The Ngorongoro Crater is located in the Ngorongoro Conservation Area.

The crater is an extinct volcano that erupted 2.5 million years ago. It is the largest intact caldera in the world. The caldera – or the cauldron – has an amazing ecosystem with abundant wildlife. The wildlife provides good conditions for predators, which explains why the crater has the highest density of lions in the world.

The crater is a UNESCO World Heritage Site partly because it is home to several endangered species, such as the African wild dog and the black rhino, which you may be lucky enough to see on a safari in the base of the crater.

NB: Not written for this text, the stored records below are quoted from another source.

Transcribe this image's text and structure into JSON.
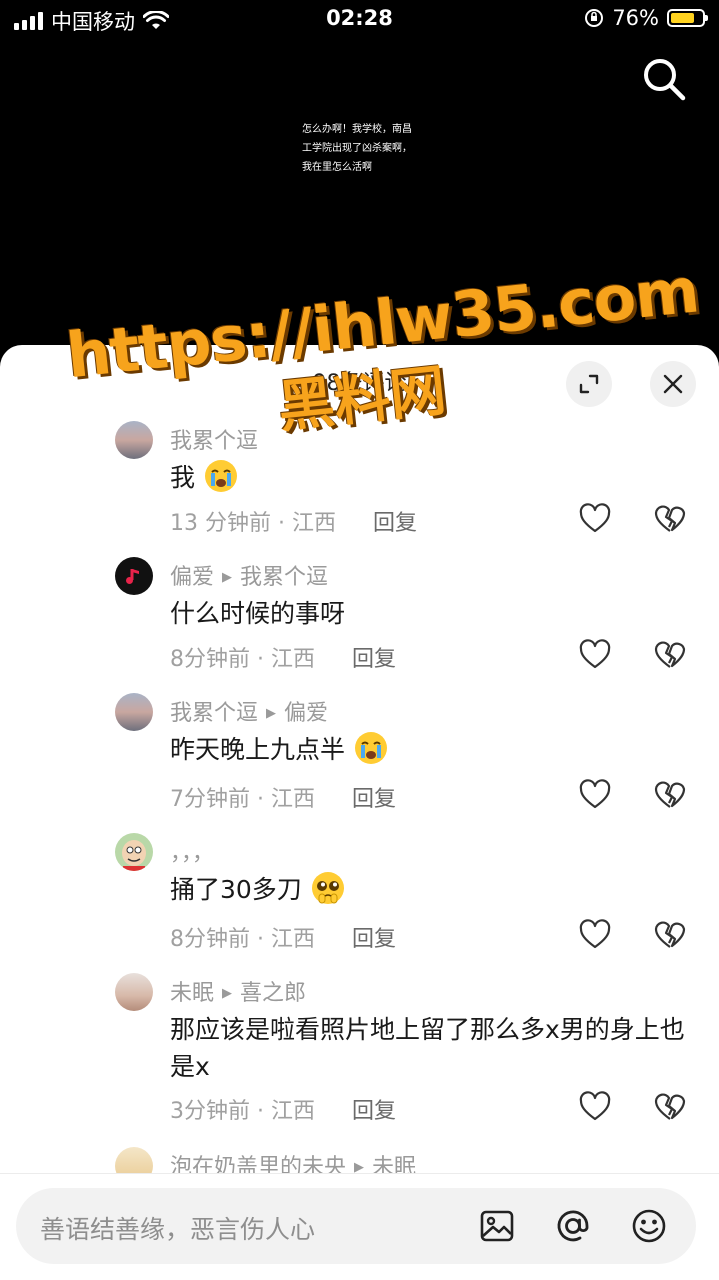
{
  "status_bar": {
    "carrier": "中国移动",
    "time": "02:28",
    "battery_percent": "76%",
    "battery_level": 0.76,
    "battery_color": "#ffd21f"
  },
  "video": {
    "caption": "怎么办啊！我学校，南昌工学院出现了凶杀案啊，我在里怎么活啊",
    "search_icon": "search-icon"
  },
  "sheet": {
    "comment_count": "98条评论",
    "expand_icon": "expand-icon",
    "close_icon": "close-icon"
  },
  "watermark": {
    "line1": "https://ihlw35.com",
    "line2": "黑料网"
  },
  "comments": [
    {
      "user": "我累个逗",
      "reply_to": "",
      "text": "我",
      "emoji": "crying-emoji",
      "time_location": "13 分钟前 · 江西",
      "reply_label": "回复"
    },
    {
      "user": "偏爱",
      "reply_to": "我累个逗",
      "text": "什么时候的事呀",
      "emoji": "",
      "time_location": "8分钟前 · 江西",
      "reply_label": "回复"
    },
    {
      "user": "我累个逗",
      "reply_to": "偏爱",
      "text": "昨天晚上九点半",
      "emoji": "crying-emoji",
      "time_location": "7分钟前 · 江西",
      "reply_label": "回复"
    },
    {
      "user": "，，，",
      "reply_to": "",
      "text": "捅了30多刀",
      "emoji": "pleading-emoji",
      "time_location": "8分钟前 · 江西",
      "reply_label": "回复"
    },
    {
      "user": "未眠",
      "reply_to": "喜之郎",
      "text": "那应该是啦看照片地上留了那么多x男的身上也是x",
      "emoji": "",
      "time_location": "3分钟前 · 江西",
      "reply_label": "回复"
    },
    {
      "user": "泡在奶盖里的未央",
      "reply_to": "未眠",
      "text": "",
      "emoji": "",
      "time_location": "",
      "reply_label": ""
    }
  ],
  "input": {
    "placeholder": "善语结善缘，恶言伤人心",
    "image_icon": "image-icon",
    "mention_icon": "at-mention-icon",
    "emoji_icon": "emoji-icon"
  }
}
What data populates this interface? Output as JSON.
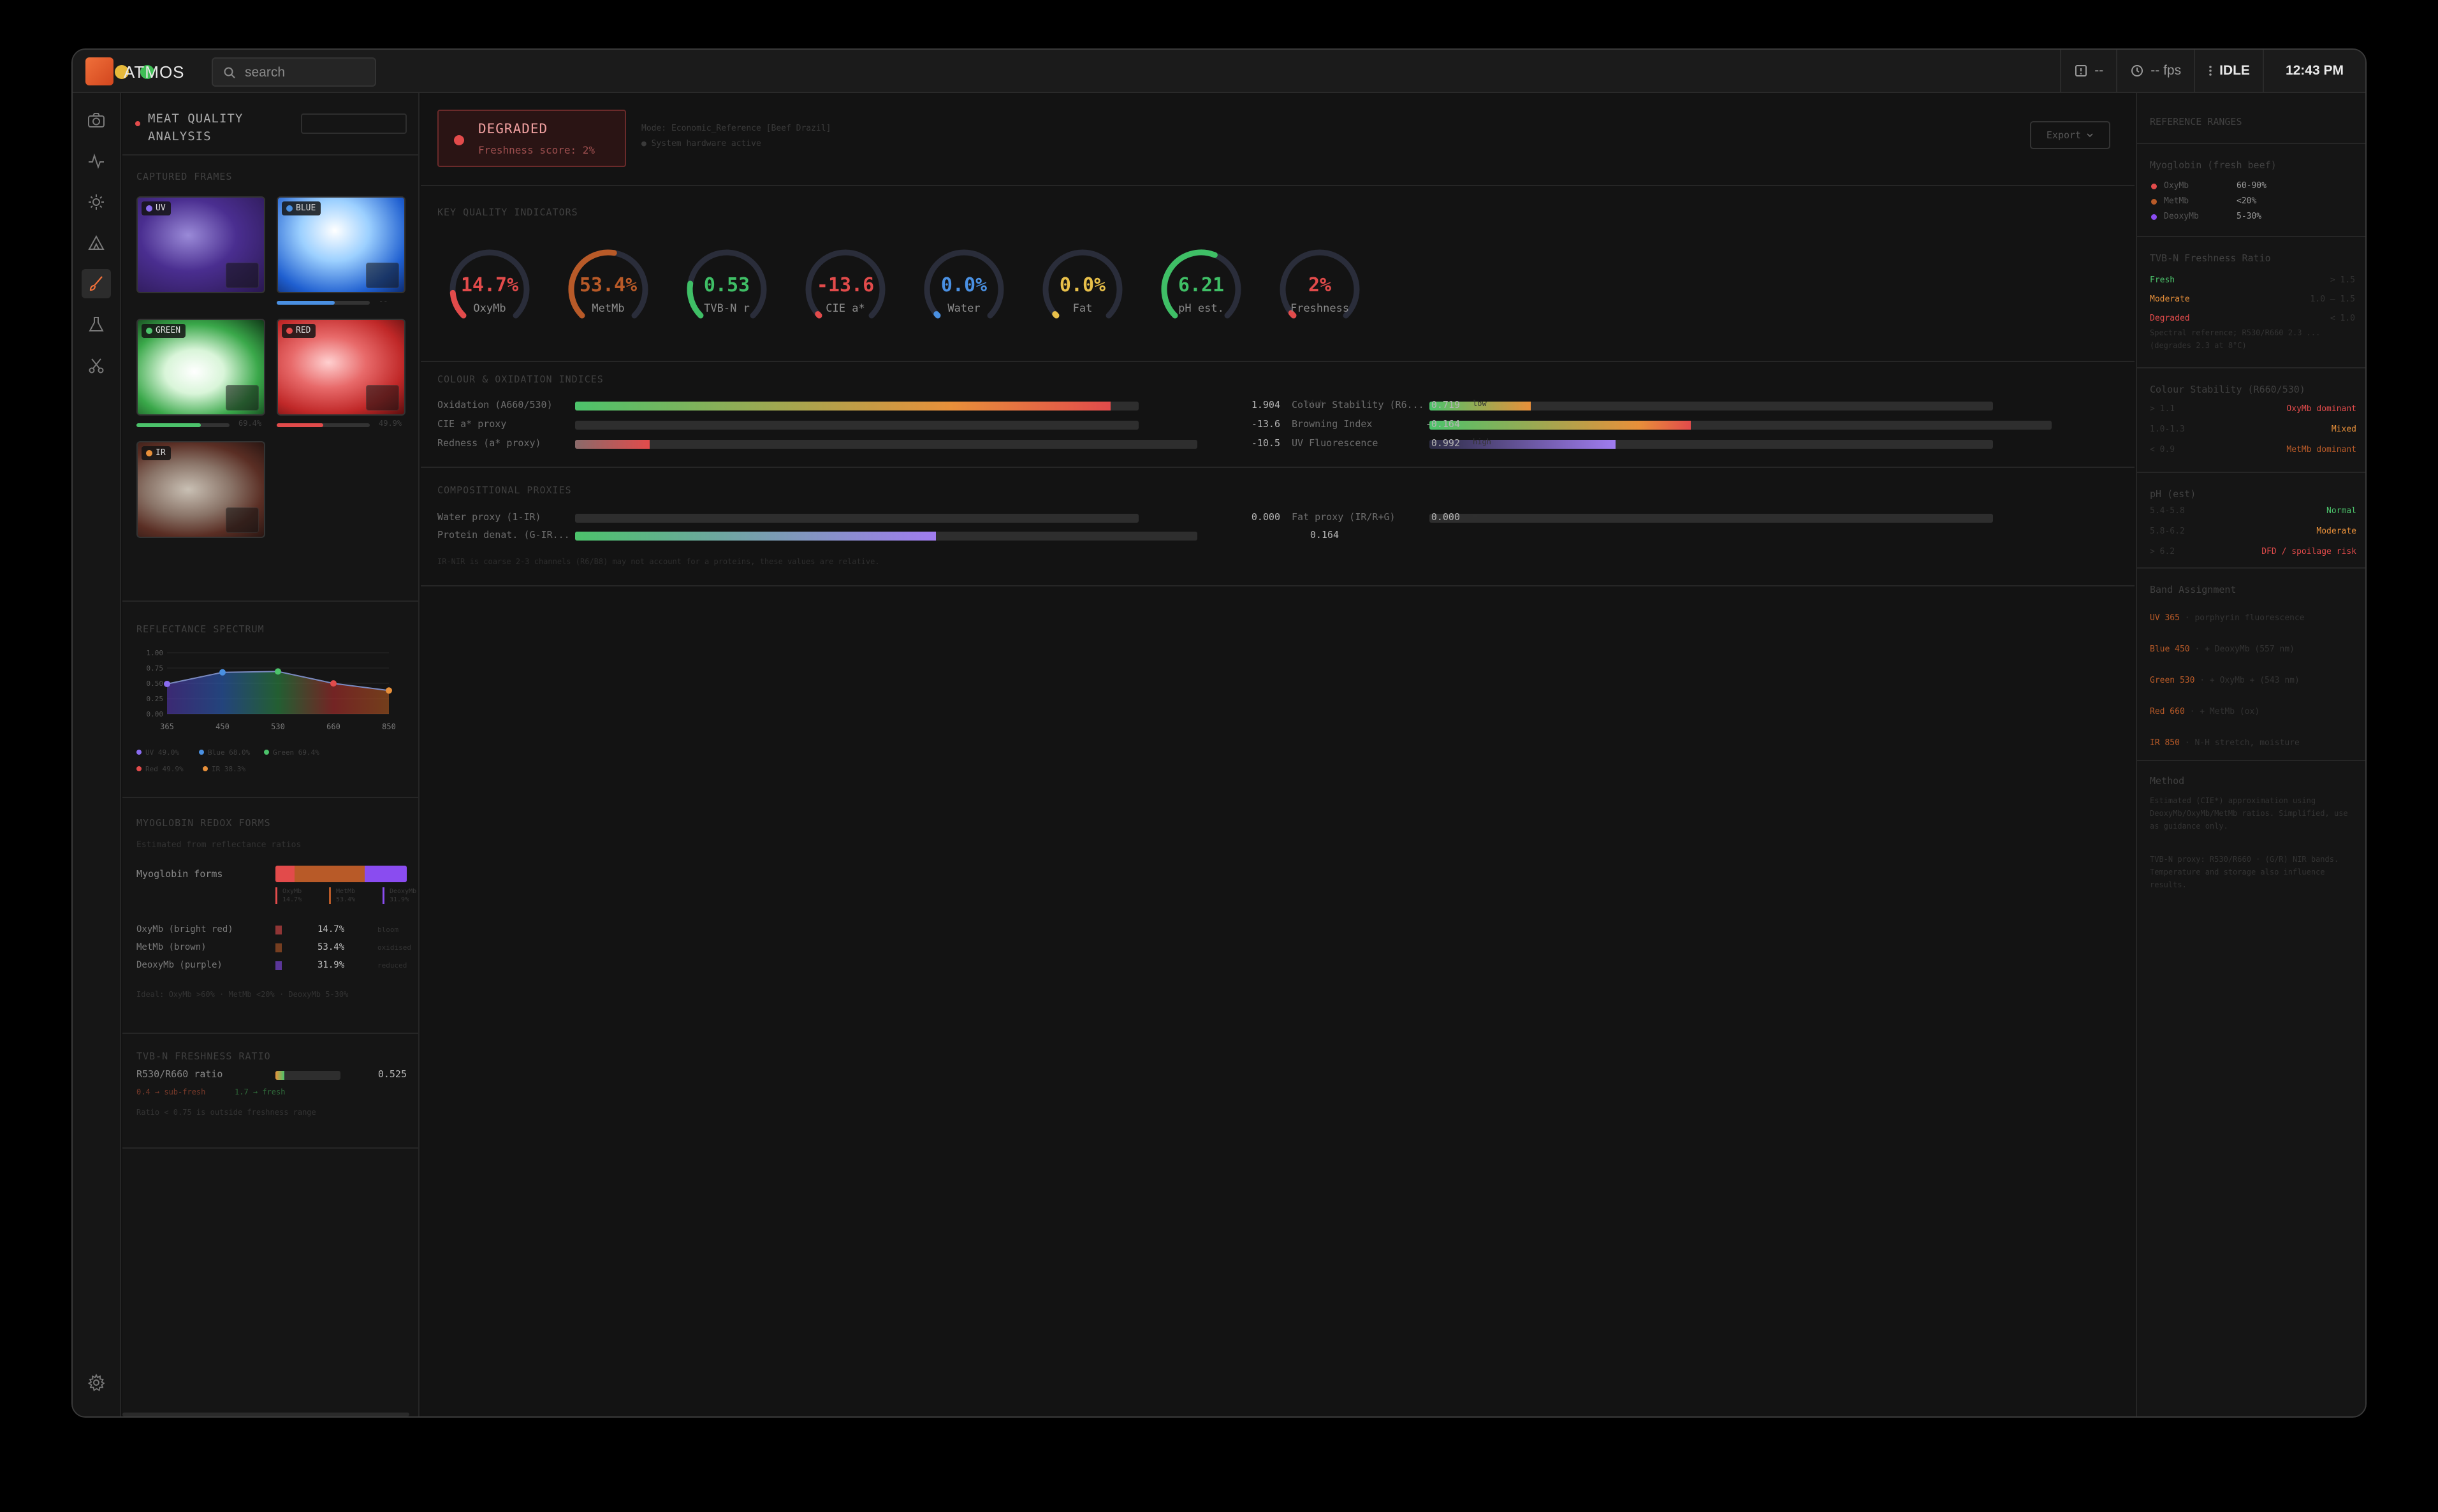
{
  "window": {
    "app_name": "ATMOS",
    "search_placeholder": "search",
    "status_alert": "--",
    "fps": "-- fps",
    "state": "IDLE",
    "clock": "12:43 PM"
  },
  "rail": {
    "icons": [
      "camera-icon",
      "activity-icon",
      "sun-icon",
      "tent-icon",
      "brush-icon",
      "flask-icon",
      "scissors-icon",
      "gear-icon"
    ],
    "active": "brush-icon"
  },
  "left": {
    "title_line1": "MEAT QUALITY",
    "title_line2": "ANALYSIS",
    "frames_title": "CAPTURED FRAMES",
    "frames": [
      {
        "tag": "UV",
        "dot": "#8a6cf0",
        "bar": 0,
        "value": ""
      },
      {
        "tag": "BLUE",
        "dot": "#4a90e2",
        "bar": 0.62,
        "value": "--"
      },
      {
        "tag": "GREEN",
        "dot": "#4cc36b",
        "bar": 0.69,
        "value": "69.4%"
      },
      {
        "tag": "RED",
        "dot": "#e24b4b",
        "bar": 0.5,
        "value": "49.9%"
      },
      {
        "tag": "IR",
        "dot": "#e8903a",
        "bar": 0,
        "value": ""
      }
    ],
    "reflectance_title": "REFLECTANCE SPECTRUM",
    "legend": [
      {
        "label": "UV 49.0%",
        "color": "#8a6cf0"
      },
      {
        "label": "Blue 68.0%",
        "color": "#4a90e2"
      },
      {
        "label": "Green 69.4%",
        "color": "#4cc36b"
      },
      {
        "label": "Red 49.9%",
        "color": "#e24b4b"
      },
      {
        "label": "IR 38.3%",
        "color": "#e8903a"
      }
    ],
    "myoglobin_title": "MYOGLOBIN REDOX FORMS",
    "myoglobin_desc": "Estimated from reflectance ratios",
    "myoglobin_forms_label": "Myoglobin forms",
    "forms": [
      {
        "name": "OxyMb (bright red)",
        "short": "OxyMb",
        "value": "14.7%",
        "fraction": 0.147,
        "color": "#e24b4b",
        "note": "bloom"
      },
      {
        "name": "MetMb (brown)",
        "short": "MetMb",
        "value": "53.4%",
        "fraction": 0.534,
        "color": "#b85a28",
        "note": "oxidised"
      },
      {
        "name": "DeoxyMb (purple)",
        "short": "DeoxyMb",
        "value": "31.9%",
        "fraction": 0.319,
        "color": "#8a4cf0",
        "note": "reduced"
      }
    ],
    "forms_footnote": "Ideal: OxyMb >60% · MetMb <20% · DeoxyMb 5-30%",
    "tvbn_title": "TVB-N FRESHNESS RATIO",
    "tvbn_label": "R530/R660 ratio",
    "tvbn_value": "0.525",
    "tvbn_fraction": 0.14,
    "tvbn_hint_bad": "0.4 → sub-fresh",
    "tvbn_hint_good": "1.7 → fresh",
    "tvbn_footnote": "Ratio < 0.75 is outside freshness range"
  },
  "main": {
    "status": "DEGRADED",
    "freshness": "Freshness score: 2%",
    "meta_line1": "Mode: Economic_Reference [Beef Drazil]",
    "meta_line2": "● System hardware active",
    "export_label": "Export",
    "kpi_title": "KEY QUALITY INDICATORS",
    "gauges": [
      {
        "label": "OxyMb",
        "value": "14.7%",
        "fraction": 0.147,
        "color": "#e24b4b",
        "track": "#2a2d3a"
      },
      {
        "label": "MetMb",
        "value": "53.4%",
        "fraction": 0.534,
        "color": "#b85a28",
        "track": "#2a2d3a"
      },
      {
        "label": "TVB-N r",
        "value": "0.53",
        "fraction": 0.2,
        "color": "#3fbf66",
        "track": "#2a2d3a"
      },
      {
        "label": "CIE a*",
        "value": "-13.6",
        "fraction": 0,
        "color": "#e24b4b",
        "track": "#2a2d3a"
      },
      {
        "label": "Water",
        "value": "0.0%",
        "fraction": 0,
        "color": "#4a90e2",
        "track": "#2a2d3a"
      },
      {
        "label": "Fat",
        "value": "0.0%",
        "fraction": 0,
        "color": "#e8c04a",
        "track": "#2a2d3a"
      },
      {
        "label": "pH est.",
        "value": "6.21",
        "fraction": 0.58,
        "color": "#3fbf66",
        "track": "#2a2d3a"
      },
      {
        "label": "Freshness",
        "value": "2%",
        "fraction": 0.02,
        "color": "#e24b4b",
        "track": "#2a2d3a"
      }
    ],
    "colour_title": "COLOUR & OXIDATION INDICES",
    "colour_left": [
      {
        "label": "Oxidation (A660/530)",
        "value": "1.904",
        "fraction": 0.95,
        "fill": "linear-gradient(90deg,#4cc36b,#e8903a 70%,#e24b4b)",
        "note": "high"
      },
      {
        "label": "CIE a* proxy",
        "value": "-13.6",
        "fraction": 0,
        "fill": "#e24b4b",
        "note": "—"
      },
      {
        "label": "Redness (a* proxy)",
        "value": "-10.5",
        "fraction": 0.12,
        "fill": "linear-gradient(90deg,#8a6a6a,#e24b4b)",
        "note": ""
      }
    ],
    "colour_right": [
      {
        "label": "Colour Stability (R6...",
        "value": "0.719",
        "fraction": 0.18,
        "fill": "linear-gradient(90deg,#4cc36b,#e8903a)",
        "note": "low"
      },
      {
        "label": "Browning Index",
        "value": "-0.164",
        "fraction": 0.42,
        "fill": "linear-gradient(90deg,#4cc36b,#e8903a 80%,#e24b4b)",
        "note": ""
      },
      {
        "label": "UV Fluorescence",
        "value": "0.992",
        "fraction": 0.33,
        "fill": "linear-gradient(90deg,#2c2c44,#a07cf0)",
        "note": "high"
      }
    ],
    "comp_title": "COMPOSITIONAL PROXIES",
    "comp_rows": [
      {
        "label": "Water proxy (1-IR)",
        "value": "0.000",
        "fraction": 0,
        "fill": "#4a90e2",
        "note": ""
      },
      {
        "label": "Fat proxy (IR/R+G)",
        "value": "0.000",
        "fraction": 0,
        "fill": "#e8c04a",
        "note": "—"
      },
      {
        "label": "Protein denat. (G-IR...",
        "value": "0.164",
        "fraction": 0.58,
        "fill": "linear-gradient(90deg,#4cc36b,#a07cf0)",
        "note": ""
      }
    ],
    "comp_footnote": "IR-NIR is coarse 2-3 channels (R6/B8) may not account for a proteins, these values are relative."
  },
  "right": {
    "title": "REFERENCE RANGES",
    "myo_title": "Myoglobin (fresh beef)",
    "myo": [
      {
        "name": "OxyMb",
        "range": "60-90%",
        "color": "#e24b4b"
      },
      {
        "name": "MetMb",
        "range": "<20%",
        "color": "#b85a28"
      },
      {
        "name": "DeoxyMb",
        "range": "5-30%",
        "color": "#8a4cf0"
      }
    ],
    "tvbn_title": "TVB-N Freshness Ratio",
    "tvbn": [
      {
        "name": "Fresh",
        "range": "> 1.5",
        "color": "#4cc36b"
      },
      {
        "name": "Moderate",
        "range": "1.0 – 1.5",
        "color": "#e8903a"
      },
      {
        "name": "Degraded",
        "range": "< 1.0",
        "color": "#e24b4b"
      }
    ],
    "tvbn_note": "Spectral reference; R530/R660 2.3 ... (degrades 2.3 at 8°C)",
    "stab_title": "Colour Stability (R660/530)",
    "stab": [
      {
        "range": "> 1.1",
        "desc": "OxyMb dominant",
        "color": "#e24b4b"
      },
      {
        "range": "1.0-1.3",
        "desc": "Mixed",
        "color": "#e8903a"
      },
      {
        "range": "< 0.9",
        "desc": "MetMb dominant",
        "color": "#b85a28"
      }
    ],
    "ph_title": "pH (est)",
    "ph": [
      {
        "range": "5.4-5.8",
        "desc": "Normal",
        "color": "#4cc36b"
      },
      {
        "range": "5.8-6.2",
        "desc": "Moderate",
        "color": "#e8903a"
      },
      {
        "range": "> 6.2",
        "desc": "DFD / spoilage risk",
        "color": "#e24b4b"
      }
    ],
    "band_title": "Band Assignment",
    "bands": [
      {
        "name": "UV 365",
        "desc": "· porphyrin fluorescence",
        "color": "#b85a28"
      },
      {
        "name": "Blue 450",
        "desc": "· + DeoxyMb (557 nm)",
        "color": "#b85a28"
      },
      {
        "name": "Green 530",
        "desc": "· + OxyMb + (543 nm)",
        "color": "#b85a28"
      },
      {
        "name": "Red 660",
        "desc": "· + MetMb (ox)",
        "color": "#b85a28"
      },
      {
        "name": "IR 850",
        "desc": "· N-H stretch, moisture",
        "color": "#b85a28"
      }
    ],
    "method_title": "Method",
    "method_p1": "Estimated (CIE*) approximation using DeoxyMb/OxyMb/MetMb ratios. Simplified, use as guidance only.",
    "method_p2": "TVB-N proxy: R530/R660 · (G/R) NIR bands. Temperature and storage also influence results."
  }
}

The only classic safari animal you won’t see in the crater is the giraffe. The giraffe cannot descend into the crater because the sides are too steep for its legs.